● **Prompt**: Keep only the lines of the listing that include the word "count", and copy them.

● **Study material**:

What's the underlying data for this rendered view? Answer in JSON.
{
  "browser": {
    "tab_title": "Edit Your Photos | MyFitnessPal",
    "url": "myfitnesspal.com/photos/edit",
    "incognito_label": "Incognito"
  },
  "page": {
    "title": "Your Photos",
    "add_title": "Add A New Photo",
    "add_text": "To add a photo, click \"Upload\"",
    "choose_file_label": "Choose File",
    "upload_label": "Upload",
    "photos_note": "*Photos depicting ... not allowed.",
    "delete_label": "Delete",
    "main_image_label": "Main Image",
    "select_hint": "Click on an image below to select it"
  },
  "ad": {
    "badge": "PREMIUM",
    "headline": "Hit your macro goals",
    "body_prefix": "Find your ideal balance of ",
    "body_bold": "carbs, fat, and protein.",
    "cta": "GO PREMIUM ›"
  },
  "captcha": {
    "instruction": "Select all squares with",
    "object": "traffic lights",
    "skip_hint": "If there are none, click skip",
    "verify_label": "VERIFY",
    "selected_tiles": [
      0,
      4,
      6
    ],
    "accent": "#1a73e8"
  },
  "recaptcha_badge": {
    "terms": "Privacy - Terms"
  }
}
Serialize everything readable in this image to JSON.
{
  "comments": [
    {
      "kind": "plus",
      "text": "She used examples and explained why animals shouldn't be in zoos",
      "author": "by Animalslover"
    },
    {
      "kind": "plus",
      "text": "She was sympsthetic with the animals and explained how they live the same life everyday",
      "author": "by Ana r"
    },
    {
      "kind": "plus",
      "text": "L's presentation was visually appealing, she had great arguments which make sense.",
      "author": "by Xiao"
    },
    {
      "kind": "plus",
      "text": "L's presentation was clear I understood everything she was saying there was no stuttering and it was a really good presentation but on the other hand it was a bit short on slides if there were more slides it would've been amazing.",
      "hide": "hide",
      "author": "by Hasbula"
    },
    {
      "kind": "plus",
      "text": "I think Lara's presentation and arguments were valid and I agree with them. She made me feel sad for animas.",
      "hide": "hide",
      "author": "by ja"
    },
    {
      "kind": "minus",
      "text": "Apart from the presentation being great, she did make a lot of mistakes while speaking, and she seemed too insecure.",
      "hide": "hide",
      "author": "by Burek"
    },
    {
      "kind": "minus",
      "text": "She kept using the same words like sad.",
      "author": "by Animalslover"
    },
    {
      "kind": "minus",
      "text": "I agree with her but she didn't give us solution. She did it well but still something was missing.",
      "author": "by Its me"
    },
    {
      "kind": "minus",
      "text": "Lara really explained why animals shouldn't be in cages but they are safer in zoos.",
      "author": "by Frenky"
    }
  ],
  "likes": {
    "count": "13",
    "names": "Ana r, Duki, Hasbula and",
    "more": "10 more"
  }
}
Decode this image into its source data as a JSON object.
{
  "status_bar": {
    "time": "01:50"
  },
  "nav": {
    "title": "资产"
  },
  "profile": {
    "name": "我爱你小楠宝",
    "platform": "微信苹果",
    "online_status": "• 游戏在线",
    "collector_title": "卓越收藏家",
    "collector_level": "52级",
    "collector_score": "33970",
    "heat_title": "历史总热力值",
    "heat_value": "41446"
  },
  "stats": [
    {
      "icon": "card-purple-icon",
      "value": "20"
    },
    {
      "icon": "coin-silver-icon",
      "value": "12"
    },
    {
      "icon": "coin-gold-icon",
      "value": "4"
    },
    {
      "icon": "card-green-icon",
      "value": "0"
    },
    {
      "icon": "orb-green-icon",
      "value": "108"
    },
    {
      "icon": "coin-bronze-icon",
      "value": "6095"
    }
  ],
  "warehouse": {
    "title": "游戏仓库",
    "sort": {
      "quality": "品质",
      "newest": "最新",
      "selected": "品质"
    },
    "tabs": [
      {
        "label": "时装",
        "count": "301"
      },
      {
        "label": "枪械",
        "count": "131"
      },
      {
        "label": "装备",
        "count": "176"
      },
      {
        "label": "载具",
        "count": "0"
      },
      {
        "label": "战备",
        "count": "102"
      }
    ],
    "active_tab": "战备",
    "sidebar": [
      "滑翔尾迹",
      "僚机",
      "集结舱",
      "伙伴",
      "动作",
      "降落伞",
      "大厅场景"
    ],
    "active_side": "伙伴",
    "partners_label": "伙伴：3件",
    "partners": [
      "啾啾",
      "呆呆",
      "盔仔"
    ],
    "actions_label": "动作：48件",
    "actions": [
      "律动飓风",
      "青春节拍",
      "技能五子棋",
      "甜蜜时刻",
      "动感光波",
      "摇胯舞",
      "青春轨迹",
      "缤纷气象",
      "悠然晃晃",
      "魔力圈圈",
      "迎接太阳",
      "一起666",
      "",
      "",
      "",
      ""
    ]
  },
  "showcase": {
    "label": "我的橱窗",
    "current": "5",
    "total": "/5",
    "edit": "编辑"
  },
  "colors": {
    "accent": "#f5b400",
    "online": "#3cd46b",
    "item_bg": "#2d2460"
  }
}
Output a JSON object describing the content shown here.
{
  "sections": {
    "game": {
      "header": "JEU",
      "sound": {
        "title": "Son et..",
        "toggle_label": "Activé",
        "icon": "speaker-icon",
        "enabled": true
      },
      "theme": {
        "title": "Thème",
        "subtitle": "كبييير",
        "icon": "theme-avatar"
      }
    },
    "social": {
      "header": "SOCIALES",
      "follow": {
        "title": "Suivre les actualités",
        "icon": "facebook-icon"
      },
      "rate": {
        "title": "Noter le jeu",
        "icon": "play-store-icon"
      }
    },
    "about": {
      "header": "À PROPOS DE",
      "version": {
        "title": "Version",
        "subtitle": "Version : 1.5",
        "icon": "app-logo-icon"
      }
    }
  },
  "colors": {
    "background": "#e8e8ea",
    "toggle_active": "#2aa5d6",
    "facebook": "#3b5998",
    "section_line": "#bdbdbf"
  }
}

● **The completed task**:
    "count": "13",
        "count": "301"
        "count": "131"
        "count": "176"
        "count": "0"
        "count": "102"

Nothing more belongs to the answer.